(Stored data)
# # # #

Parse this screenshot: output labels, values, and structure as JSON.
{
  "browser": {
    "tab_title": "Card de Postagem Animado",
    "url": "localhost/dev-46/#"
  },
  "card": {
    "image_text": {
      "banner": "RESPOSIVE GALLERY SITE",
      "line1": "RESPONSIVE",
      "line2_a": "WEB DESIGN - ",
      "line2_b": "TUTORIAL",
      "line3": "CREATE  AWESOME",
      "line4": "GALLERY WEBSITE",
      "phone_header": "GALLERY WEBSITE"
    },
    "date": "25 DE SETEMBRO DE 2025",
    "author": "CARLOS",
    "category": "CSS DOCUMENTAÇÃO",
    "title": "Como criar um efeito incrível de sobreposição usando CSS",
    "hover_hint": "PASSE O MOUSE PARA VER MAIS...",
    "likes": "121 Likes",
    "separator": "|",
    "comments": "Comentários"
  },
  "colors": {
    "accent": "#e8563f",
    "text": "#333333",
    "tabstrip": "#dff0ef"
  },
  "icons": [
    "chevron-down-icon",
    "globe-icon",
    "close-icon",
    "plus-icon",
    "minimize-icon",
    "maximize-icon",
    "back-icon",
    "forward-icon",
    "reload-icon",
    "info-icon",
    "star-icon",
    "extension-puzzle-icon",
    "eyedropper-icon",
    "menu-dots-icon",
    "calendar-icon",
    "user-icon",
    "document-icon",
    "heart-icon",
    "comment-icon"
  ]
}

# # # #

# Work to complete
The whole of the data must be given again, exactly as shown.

# The completed task
Parse this screenshot: output labels, values, and structure as JSON.
{
  "browser": {
    "tab_title": "Card de Postagem Animado",
    "url": "localhost/dev-46/#"
  },
  "card": {
    "image_text": {
      "banner": "RESPOSIVE GALLERY SITE",
      "line1": "RESPONSIVE",
      "line2_a": "WEB DESIGN - ",
      "line2_b": "TUTORIAL",
      "line3": "CREATE  AWESOME",
      "line4": "GALLERY WEBSITE",
      "phone_header": "GALLERY WEBSITE"
    },
    "date": "25 DE SETEMBRO DE 2025",
    "author": "CARLOS",
    "category": "CSS DOCUMENTAÇÃO",
    "title": "Como criar um efeito incrível de sobreposição usando CSS",
    "hover_hint": "PASSE O MOUSE PARA VER MAIS...",
    "likes": "121 Likes",
    "separator": "|",
    "comments": "Comentários"
  },
  "colors": {
    "accent": "#e8563f",
    "text": "#333333",
    "tabstrip": "#dff0ef"
  },
  "icons": [
    "chevron-down-icon",
    "globe-icon",
    "close-icon",
    "plus-icon",
    "minimize-icon",
    "maximize-icon",
    "back-icon",
    "forward-icon",
    "reload-icon",
    "info-icon",
    "star-icon",
    "extension-puzzle-icon",
    "eyedropper-icon",
    "menu-dots-icon",
    "calendar-icon",
    "user-icon",
    "document-icon",
    "heart-icon",
    "comment-icon"
  ]
}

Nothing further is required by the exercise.